Fieldays – Hort as a Career

17 Jun 2016


Fieldays seem a little quieter this year.  Indicators are that there are many horticulturists attending, but not so many dairy farmers.  This is because horticulture is on a growth cycle at present and is doing well across all key exports: kiwifruit, apples, avocado, cherries, onions, and potatoes are all going strong.  Add to this our increasing domestic sales across hort products, and we’ve got a winning combination.

To keep this growth cycle continuing its upward trend we need more young people entering into all of the primary sector – but particularly horticulture.

Ministers Stephen Joyce and Nathan Guy launched the Career and Education Hub at Fieldays on Wednesday, designed to attract school leavers into the primary industries. The Ministers stressed the need for up to 50,000 people to take up careers in the primary sector over the next 10 years.  They also pointed to the vast range of skills and careers that the primary sector offers. This was repeated inside the hub, where interactive sessions are available with some of the young primary sector leaders talking about the career opportunities.

Hort makes up about half that number; we need 25,000 new workers over the next decade.

Horticulture is a tough field.
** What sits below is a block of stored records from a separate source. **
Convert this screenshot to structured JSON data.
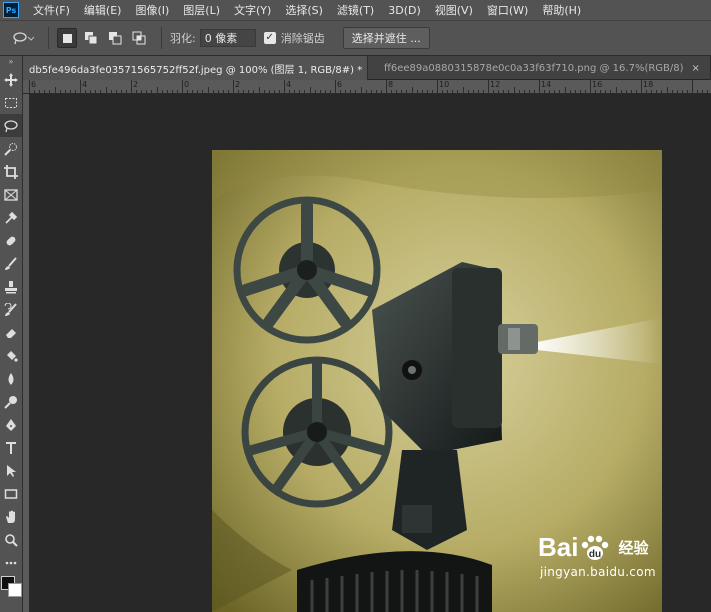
{
  "app": {
    "logo": "Ps"
  },
  "menu": {
    "items": [
      "文件(F)",
      "编辑(E)",
      "图像(I)",
      "图层(L)",
      "文字(Y)",
      "选择(S)",
      "滤镜(T)",
      "3D(D)",
      "视图(V)",
      "窗口(W)",
      "帮助(H)"
    ]
  },
  "options": {
    "feather_label": "羽化:",
    "feather_value": "0 像素",
    "antialias_label": "消除锯齿",
    "antialias_checked": true,
    "select_mask_button": "选择并遮住 ..."
  },
  "tabs": [
    {
      "title": "db5fe496da3fe03571565752ff52f.jpeg @ 100% (图层 1, RGB/8#) *",
      "close": "×",
      "active": true
    },
    {
      "title": "ff6ee89a0880315878e0c0a33f63f710.png @ 16.7%(RGB/8)",
      "close": "×",
      "active": false
    }
  ],
  "ruler": {
    "labels": [
      "6",
      "4",
      "2",
      "0",
      "2",
      "4",
      "6",
      "8",
      "10",
      "12",
      "14",
      "16",
      "18"
    ]
  },
  "tools": [
    {
      "name": "move-tool-icon"
    },
    {
      "name": "marquee-tool-icon"
    },
    {
      "name": "lasso-tool-icon",
      "active": true
    },
    {
      "name": "quick-select-tool-icon"
    },
    {
      "name": "crop-tool-icon"
    },
    {
      "name": "frame-tool-icon"
    },
    {
      "name": "eyedropper-tool-icon"
    },
    {
      "name": "healing-brush-tool-icon"
    },
    {
      "name": "brush-tool-icon"
    },
    {
      "name": "clone-stamp-tool-icon"
    },
    {
      "name": "history-brush-tool-icon"
    },
    {
      "name": "eraser-tool-icon"
    },
    {
      "name": "paint-bucket-tool-icon"
    },
    {
      "name": "blur-tool-icon"
    },
    {
      "name": "dodge-tool-icon"
    },
    {
      "name": "pen-tool-icon"
    },
    {
      "name": "type-tool-icon"
    },
    {
      "name": "path-select-tool-icon"
    },
    {
      "name": "rectangle-tool-icon"
    },
    {
      "name": "hand-tool-icon"
    },
    {
      "name": "zoom-tool-icon"
    },
    {
      "name": "more-tools-icon"
    }
  ],
  "colors": {
    "foreground": "#111111",
    "background": "#ffffff"
  },
  "watermark": {
    "brand_left": "Bai",
    "brand_right": "经验",
    "url": "jingyan.baidu.com"
  }
}
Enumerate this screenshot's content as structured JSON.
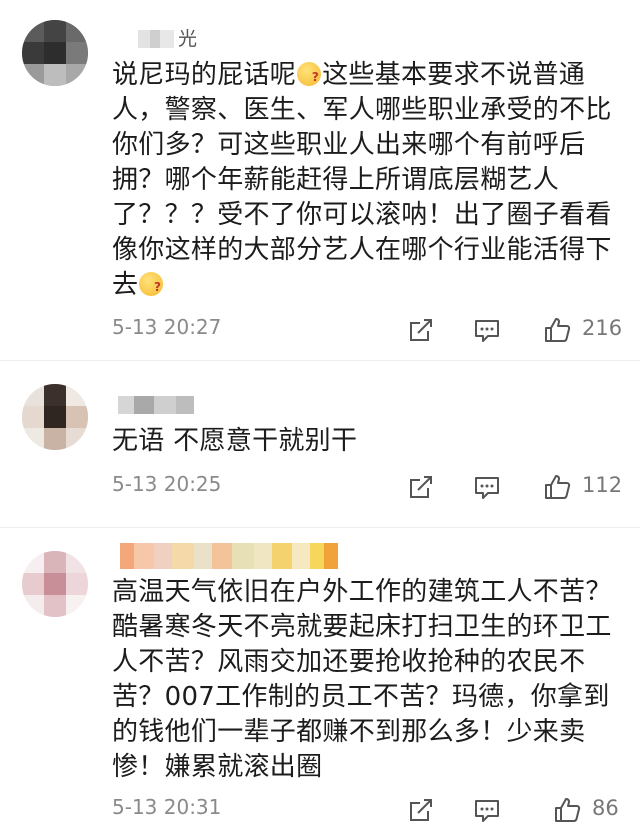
{
  "comments": [
    {
      "name_suffix": "光",
      "text_parts": [
        "说尼玛的屁话呢",
        "这些基本要求不说普通人，警察、医生、军人哪些职业承受的不比你们多？可这些职业人出来哪个有前呼后拥？哪个年薪能赶得上所谓底层糊艺人了？？？受不了你可以滚呐！出了圈子看看像你这样的大部分艺人在哪个行业能活得下去"
      ],
      "time": "5-13 20:27",
      "likes": "216"
    },
    {
      "text": "无语 不愿意干就别干",
      "time": "5-13 20:25",
      "likes": "112"
    },
    {
      "text": "高温天气依旧在户外工作的建筑工人不苦？酷暑寒冬天不亮就要起床打扫卫生的环卫工人不苦？风雨交加还要抢收抢种的农民不苦？007工作制的员工不苦？玛德，你拿到的钱他们一辈子都赚不到那么多！少来卖惨！嫌累就滚出圈",
      "time": "5-13 20:31",
      "likes": "86"
    }
  ],
  "icons": {
    "emoji": "thinking-emoji-icon",
    "share": "share-icon",
    "reply": "comment-icon",
    "like": "thumbs-up-icon"
  },
  "colors": {
    "text": "#1c1c1c",
    "meta": "#8a8a8a",
    "icon": "#555555"
  }
}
It’s labour and skill intensive, and without access to both permanent and seasonal labour the growth we want just isn’t possible. Every horticultural job requires care and skill if the piece of fruit or vegetable is going to be the best possible quality and is going to give the best eating experience, which translates into profit, (especially in the lucrative exports market), which translates into pay rates that reward skill.

So get along to the Careers and Education Hub at Fieldays to see what exciting careers there are in horticulture.

- Mike Chapman, CEO